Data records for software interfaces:
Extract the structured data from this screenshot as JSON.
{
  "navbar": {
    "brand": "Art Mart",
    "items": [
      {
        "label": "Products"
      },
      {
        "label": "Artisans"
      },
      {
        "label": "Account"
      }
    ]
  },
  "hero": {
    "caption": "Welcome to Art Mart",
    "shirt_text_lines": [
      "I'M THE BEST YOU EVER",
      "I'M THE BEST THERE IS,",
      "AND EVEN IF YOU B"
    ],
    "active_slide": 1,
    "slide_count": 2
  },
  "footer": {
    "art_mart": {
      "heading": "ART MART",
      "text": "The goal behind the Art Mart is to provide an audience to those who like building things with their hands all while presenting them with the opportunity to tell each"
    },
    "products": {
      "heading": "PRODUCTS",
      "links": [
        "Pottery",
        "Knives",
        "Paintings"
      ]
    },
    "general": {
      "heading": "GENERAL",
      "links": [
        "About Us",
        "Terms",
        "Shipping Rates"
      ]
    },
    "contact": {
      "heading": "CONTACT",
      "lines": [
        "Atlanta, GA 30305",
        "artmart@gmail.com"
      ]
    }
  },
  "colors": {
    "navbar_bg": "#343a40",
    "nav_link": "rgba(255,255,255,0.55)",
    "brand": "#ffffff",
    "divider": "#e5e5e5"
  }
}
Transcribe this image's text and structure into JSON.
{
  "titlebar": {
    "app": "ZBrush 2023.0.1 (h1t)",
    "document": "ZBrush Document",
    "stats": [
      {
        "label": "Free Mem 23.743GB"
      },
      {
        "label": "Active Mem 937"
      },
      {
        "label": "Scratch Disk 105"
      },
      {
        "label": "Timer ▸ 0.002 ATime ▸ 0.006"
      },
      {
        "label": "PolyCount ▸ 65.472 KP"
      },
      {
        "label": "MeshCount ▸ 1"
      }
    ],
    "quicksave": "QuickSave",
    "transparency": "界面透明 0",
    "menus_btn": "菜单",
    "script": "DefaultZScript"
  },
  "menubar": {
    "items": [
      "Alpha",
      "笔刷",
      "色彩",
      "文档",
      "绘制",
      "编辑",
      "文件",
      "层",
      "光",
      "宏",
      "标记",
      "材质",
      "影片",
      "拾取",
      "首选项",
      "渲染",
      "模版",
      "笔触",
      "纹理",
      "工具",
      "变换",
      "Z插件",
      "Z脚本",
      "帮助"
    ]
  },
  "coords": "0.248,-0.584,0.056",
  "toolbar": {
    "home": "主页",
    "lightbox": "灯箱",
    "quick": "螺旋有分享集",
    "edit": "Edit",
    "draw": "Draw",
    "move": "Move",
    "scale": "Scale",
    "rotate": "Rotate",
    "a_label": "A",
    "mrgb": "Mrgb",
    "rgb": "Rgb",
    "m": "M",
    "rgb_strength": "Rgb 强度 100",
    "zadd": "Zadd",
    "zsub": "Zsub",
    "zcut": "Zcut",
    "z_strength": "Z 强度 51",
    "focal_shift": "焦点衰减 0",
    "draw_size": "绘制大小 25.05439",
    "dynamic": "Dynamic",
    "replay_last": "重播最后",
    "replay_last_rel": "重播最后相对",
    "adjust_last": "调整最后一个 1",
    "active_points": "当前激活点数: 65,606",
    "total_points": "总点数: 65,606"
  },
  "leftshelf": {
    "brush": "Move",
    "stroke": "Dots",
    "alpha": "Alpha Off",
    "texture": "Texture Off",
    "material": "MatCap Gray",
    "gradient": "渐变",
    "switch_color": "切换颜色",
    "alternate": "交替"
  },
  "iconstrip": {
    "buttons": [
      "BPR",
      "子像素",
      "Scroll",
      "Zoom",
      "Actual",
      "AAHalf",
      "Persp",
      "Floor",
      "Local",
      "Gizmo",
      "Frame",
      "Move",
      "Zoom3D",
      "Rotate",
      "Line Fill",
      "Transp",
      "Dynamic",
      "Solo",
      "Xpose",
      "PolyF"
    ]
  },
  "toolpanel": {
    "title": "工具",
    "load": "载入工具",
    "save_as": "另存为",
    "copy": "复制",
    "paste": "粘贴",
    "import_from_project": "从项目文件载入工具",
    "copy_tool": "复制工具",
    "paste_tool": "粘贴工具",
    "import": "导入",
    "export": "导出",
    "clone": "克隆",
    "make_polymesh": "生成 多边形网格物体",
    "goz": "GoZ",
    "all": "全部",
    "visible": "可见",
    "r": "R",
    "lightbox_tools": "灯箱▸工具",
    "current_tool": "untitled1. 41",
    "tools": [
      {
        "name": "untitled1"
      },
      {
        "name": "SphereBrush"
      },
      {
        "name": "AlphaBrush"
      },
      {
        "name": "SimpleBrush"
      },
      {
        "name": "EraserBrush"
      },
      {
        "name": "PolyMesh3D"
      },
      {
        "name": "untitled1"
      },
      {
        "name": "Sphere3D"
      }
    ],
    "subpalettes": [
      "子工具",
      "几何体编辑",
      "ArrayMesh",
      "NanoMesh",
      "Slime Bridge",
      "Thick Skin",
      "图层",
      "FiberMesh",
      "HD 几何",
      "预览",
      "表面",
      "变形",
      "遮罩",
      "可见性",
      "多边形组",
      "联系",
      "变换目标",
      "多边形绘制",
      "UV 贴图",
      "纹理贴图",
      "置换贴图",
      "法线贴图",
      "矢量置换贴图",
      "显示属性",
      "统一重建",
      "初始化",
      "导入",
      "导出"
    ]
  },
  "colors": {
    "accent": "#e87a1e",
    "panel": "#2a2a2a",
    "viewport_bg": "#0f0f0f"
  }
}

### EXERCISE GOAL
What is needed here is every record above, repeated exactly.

### SOLUTION TO THE EXERCISE
Extract the structured data from this screenshot as JSON.
{
  "navbar": {
    "brand": "Art Mart",
    "items": [
      {
        "label": "Products"
      },
      {
        "label": "Artisans"
      },
      {
        "label": "Account"
      }
    ]
  },
  "hero": {
    "caption": "Welcome to Art Mart",
    "shirt_text_lines": [
      "I'M THE BEST YOU EVER",
      "I'M THE BEST THERE IS,",
      "AND EVEN IF YOU B"
    ],
    "active_slide": 1,
    "slide_count": 2
  },
  "footer": {
    "art_mart": {
      "heading": "ART MART",
      "text": "The goal behind the Art Mart is to provide an audience to those who like building things with their hands all while presenting them with the opportunity to tell each"
    },
    "products": {
      "heading": "PRODUCTS",
      "links": [
        "Pottery",
        "Knives",
        "Paintings"
      ]
    },
    "general": {
      "heading": "GENERAL",
      "links": [
        "About Us",
        "Terms",
        "Shipping Rates"
      ]
    },
    "contact": {
      "heading": "CONTACT",
      "lines": [
        "Atlanta, GA 30305",
        "artmart@gmail.com"
      ]
    }
  },
  "colors": {
    "navbar_bg": "#343a40",
    "nav_link": "rgba(255,255,255,0.55)",
    "brand": "#ffffff",
    "divider": "#e5e5e5"
  }
}
Transcribe this image's text and structure into JSON.
{
  "titlebar": {
    "app": "ZBrush 2023.0.1 (h1t)",
    "document": "ZBrush Document",
    "stats": [
      {
        "label": "Free Mem 23.743GB"
      },
      {
        "label": "Active Mem 937"
      },
      {
        "label": "Scratch Disk 105"
      },
      {
        "label": "Timer ▸ 0.002 ATime ▸ 0.006"
      },
      {
        "label": "PolyCount ▸ 65.472 KP"
      },
      {
        "label": "MeshCount ▸ 1"
      }
    ],
    "quicksave": "QuickSave",
    "transparency": "界面透明 0",
    "menus_btn": "菜单",
    "script": "DefaultZScript"
  },
  "menubar": {
    "items": [
      "Alpha",
      "笔刷",
      "色彩",
      "文档",
      "绘制",
      "编辑",
      "文件",
      "层",
      "光",
      "宏",
      "标记",
      "材质",
      "影片",
      "拾取",
      "首选项",
      "渲染",
      "模版",
      "笔触",
      "纹理",
      "工具",
      "变换",
      "Z插件",
      "Z脚本",
      "帮助"
    ]
  },
  "coords": "0.248,-0.584,0.056",
  "toolbar": {
    "home": "主页",
    "lightbox": "灯箱",
    "quick": "螺旋有分享集",
    "edit": "Edit",
    "draw": "Draw",
    "move": "Move",
    "scale": "Scale",
    "rotate": "Rotate",
    "a_label": "A",
    "mrgb": "Mrgb",
    "rgb": "Rgb",
    "m": "M",
    "rgb_strength": "Rgb 强度 100",
    "zadd": "Zadd",
    "zsub": "Zsub",
    "zcut": "Zcut",
    "z_strength": "Z 强度 51",
    "focal_shift": "焦点衰减 0",
    "draw_size": "绘制大小 25.05439",
    "dynamic": "Dynamic",
    "replay_last": "重播最后",
    "replay_last_rel": "重播最后相对",
    "adjust_last": "调整最后一个 1",
    "active_points": "当前激活点数: 65,606",
    "total_points": "总点数: 65,606"
  },
  "leftshelf": {
    "brush": "Move",
    "stroke": "Dots",
    "alpha": "Alpha Off",
    "texture": "Texture Off",
    "material": "MatCap Gray",
    "gradient": "渐变",
    "switch_color": "切换颜色",
    "alternate": "交替"
  },
  "iconstrip": {
    "buttons": [
      "BPR",
      "子像素",
      "Scroll",
      "Zoom",
      "Actual",
      "AAHalf",
      "Persp",
      "Floor",
      "Local",
      "Gizmo",
      "Frame",
      "Move",
      "Zoom3D",
      "Rotate",
      "Line Fill",
      "Transp",
      "Dynamic",
      "Solo",
      "Xpose",
      "PolyF"
    ]
  },
  "toolpanel": {
    "title": "工具",
    "load": "载入工具",
    "save_as": "另存为",
    "copy": "复制",
    "paste": "粘贴",
    "import_from_project": "从项目文件载入工具",
    "copy_tool": "复制工具",
    "paste_tool": "粘贴工具",
    "import": "导入",
    "export": "导出",
    "clone": "克隆",
    "make_polymesh": "生成 多边形网格物体",
    "goz": "GoZ",
    "all": "全部",
    "visible": "可见",
    "r": "R",
    "lightbox_tools": "灯箱▸工具",
    "current_tool": "untitled1. 41",
    "tools": [
      {
        "name": "untitled1"
      },
      {
        "name": "SphereBrush"
      },
      {
        "name": "AlphaBrush"
      },
      {
        "name": "SimpleBrush"
      },
      {
        "name": "EraserBrush"
      },
      {
        "name": "PolyMesh3D"
      },
      {
        "name": "untitled1"
      },
      {
        "name": "Sphere3D"
      }
    ],
    "subpalettes": [
      "子工具",
      "几何体编辑",
      "ArrayMesh",
      "NanoMesh",
      "Slime Bridge",
      "Thick Skin",
      "图层",
      "FiberMesh",
      "HD 几何",
      "预览",
      "表面",
      "变形",
      "遮罩",
      "可见性",
      "多边形组",
      "联系",
      "变换目标",
      "多边形绘制",
      "UV 贴图",
      "纹理贴图",
      "置换贴图",
      "法线贴图",
      "矢量置换贴图",
      "显示属性",
      "统一重建",
      "初始化",
      "导入",
      "导出"
    ]
  },
  "colors": {
    "accent": "#e87a1e",
    "panel": "#2a2a2a",
    "viewport_bg": "#0f0f0f"
  }
}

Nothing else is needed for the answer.